▶ **Task to carry out**: Report every line of the entries that contains the word "text".

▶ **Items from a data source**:
● ● ● ● ●

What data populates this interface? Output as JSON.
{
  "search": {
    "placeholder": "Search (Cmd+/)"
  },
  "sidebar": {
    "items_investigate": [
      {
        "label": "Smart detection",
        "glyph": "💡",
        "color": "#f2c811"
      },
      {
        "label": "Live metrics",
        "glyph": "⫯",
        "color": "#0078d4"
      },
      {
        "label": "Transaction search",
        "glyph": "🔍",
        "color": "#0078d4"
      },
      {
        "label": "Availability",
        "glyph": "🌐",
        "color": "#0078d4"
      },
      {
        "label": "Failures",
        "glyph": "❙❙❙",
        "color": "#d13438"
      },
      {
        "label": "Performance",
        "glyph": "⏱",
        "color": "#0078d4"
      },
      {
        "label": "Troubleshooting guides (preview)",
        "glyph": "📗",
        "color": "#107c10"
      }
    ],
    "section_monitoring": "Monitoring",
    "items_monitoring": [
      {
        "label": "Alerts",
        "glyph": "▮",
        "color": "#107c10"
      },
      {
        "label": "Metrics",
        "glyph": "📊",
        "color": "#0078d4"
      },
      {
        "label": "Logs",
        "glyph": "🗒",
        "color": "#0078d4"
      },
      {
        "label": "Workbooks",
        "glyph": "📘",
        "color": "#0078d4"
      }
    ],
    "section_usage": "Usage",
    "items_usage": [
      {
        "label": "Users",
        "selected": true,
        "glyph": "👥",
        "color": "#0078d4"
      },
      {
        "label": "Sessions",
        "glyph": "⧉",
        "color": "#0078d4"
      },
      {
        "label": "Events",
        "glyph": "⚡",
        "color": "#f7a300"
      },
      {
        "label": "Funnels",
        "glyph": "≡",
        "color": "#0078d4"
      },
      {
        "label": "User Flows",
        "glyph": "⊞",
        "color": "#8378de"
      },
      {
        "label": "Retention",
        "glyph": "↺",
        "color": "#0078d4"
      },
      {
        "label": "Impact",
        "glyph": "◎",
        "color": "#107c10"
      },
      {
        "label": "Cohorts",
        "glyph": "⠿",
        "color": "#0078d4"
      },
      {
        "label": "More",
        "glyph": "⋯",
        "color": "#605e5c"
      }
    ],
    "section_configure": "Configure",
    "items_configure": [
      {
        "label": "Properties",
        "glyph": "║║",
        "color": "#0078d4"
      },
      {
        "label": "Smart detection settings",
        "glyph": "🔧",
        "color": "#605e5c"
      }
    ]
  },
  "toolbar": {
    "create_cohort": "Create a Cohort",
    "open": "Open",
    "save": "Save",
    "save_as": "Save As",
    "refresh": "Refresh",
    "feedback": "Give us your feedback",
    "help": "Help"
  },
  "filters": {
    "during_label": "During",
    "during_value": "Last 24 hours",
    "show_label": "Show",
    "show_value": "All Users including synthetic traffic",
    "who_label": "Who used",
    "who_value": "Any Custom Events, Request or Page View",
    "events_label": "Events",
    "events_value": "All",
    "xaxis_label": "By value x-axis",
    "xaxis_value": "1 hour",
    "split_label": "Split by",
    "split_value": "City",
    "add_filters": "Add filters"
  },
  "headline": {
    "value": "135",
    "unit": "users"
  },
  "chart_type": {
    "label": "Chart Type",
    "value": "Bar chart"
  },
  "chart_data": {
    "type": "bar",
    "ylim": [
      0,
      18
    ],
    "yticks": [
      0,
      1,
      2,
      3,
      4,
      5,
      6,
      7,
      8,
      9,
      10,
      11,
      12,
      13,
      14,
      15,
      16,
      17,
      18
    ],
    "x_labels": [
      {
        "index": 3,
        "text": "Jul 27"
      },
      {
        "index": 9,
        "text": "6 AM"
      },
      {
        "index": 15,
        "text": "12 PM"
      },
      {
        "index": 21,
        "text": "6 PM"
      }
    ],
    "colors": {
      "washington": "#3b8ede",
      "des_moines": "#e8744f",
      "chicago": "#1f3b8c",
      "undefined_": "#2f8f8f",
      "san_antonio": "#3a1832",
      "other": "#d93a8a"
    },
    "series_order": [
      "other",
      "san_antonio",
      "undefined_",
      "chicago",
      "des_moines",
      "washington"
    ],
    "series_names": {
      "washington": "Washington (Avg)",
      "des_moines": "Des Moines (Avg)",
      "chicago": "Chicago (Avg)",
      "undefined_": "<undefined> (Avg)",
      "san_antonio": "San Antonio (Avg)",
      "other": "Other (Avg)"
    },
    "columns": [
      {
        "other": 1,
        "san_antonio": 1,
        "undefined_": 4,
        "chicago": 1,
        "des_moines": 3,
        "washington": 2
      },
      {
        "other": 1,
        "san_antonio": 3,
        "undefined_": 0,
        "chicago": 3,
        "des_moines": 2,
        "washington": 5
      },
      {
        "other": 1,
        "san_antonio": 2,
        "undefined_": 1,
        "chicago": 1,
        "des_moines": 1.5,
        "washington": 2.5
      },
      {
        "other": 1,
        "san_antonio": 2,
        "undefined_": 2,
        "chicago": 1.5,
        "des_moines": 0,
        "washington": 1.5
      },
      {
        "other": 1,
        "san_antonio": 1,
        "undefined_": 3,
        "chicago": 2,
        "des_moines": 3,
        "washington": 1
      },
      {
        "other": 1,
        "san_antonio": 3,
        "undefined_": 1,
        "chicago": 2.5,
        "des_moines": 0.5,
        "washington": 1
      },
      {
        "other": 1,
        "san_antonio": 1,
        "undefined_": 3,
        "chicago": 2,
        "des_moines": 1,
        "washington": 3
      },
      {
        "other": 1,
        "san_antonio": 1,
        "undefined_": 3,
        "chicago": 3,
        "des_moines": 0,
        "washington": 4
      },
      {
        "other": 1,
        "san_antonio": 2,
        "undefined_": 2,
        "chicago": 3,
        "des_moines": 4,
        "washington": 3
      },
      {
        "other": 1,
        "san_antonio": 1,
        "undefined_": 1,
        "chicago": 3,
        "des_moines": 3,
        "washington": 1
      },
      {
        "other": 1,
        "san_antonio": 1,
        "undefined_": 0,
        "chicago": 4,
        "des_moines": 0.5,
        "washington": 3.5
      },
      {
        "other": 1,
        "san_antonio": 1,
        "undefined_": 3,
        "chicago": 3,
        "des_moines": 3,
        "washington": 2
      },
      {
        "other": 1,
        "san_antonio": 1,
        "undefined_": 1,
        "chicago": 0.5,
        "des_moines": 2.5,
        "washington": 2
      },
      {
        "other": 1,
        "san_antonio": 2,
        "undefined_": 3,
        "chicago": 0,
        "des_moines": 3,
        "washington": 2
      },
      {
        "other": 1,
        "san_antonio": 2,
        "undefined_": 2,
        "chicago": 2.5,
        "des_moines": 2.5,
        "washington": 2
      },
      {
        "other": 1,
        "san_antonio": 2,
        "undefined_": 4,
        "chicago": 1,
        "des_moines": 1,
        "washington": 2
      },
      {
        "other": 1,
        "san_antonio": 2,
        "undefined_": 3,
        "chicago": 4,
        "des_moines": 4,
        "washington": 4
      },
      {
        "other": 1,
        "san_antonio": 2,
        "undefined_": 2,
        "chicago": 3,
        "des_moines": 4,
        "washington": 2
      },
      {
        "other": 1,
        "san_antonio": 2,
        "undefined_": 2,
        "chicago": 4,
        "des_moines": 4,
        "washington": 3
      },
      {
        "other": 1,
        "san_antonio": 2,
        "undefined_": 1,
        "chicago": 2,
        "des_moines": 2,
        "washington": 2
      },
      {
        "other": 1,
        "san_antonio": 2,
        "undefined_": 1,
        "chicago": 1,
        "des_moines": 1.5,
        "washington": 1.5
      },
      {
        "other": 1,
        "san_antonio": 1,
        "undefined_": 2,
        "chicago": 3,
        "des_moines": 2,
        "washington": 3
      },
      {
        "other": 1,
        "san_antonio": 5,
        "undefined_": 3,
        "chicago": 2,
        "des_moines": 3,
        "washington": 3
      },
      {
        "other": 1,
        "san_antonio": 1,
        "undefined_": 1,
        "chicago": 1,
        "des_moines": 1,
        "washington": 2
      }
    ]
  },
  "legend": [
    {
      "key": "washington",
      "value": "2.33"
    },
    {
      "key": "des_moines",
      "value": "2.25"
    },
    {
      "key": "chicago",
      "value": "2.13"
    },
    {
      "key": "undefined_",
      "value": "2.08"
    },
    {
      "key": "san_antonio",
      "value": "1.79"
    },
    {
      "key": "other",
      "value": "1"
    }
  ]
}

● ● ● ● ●

▶ **Answer to the exercise**:
        "text": "Jul 27"
        "text": "6 AM"
        "text": "12 PM"
        "text": "6 PM"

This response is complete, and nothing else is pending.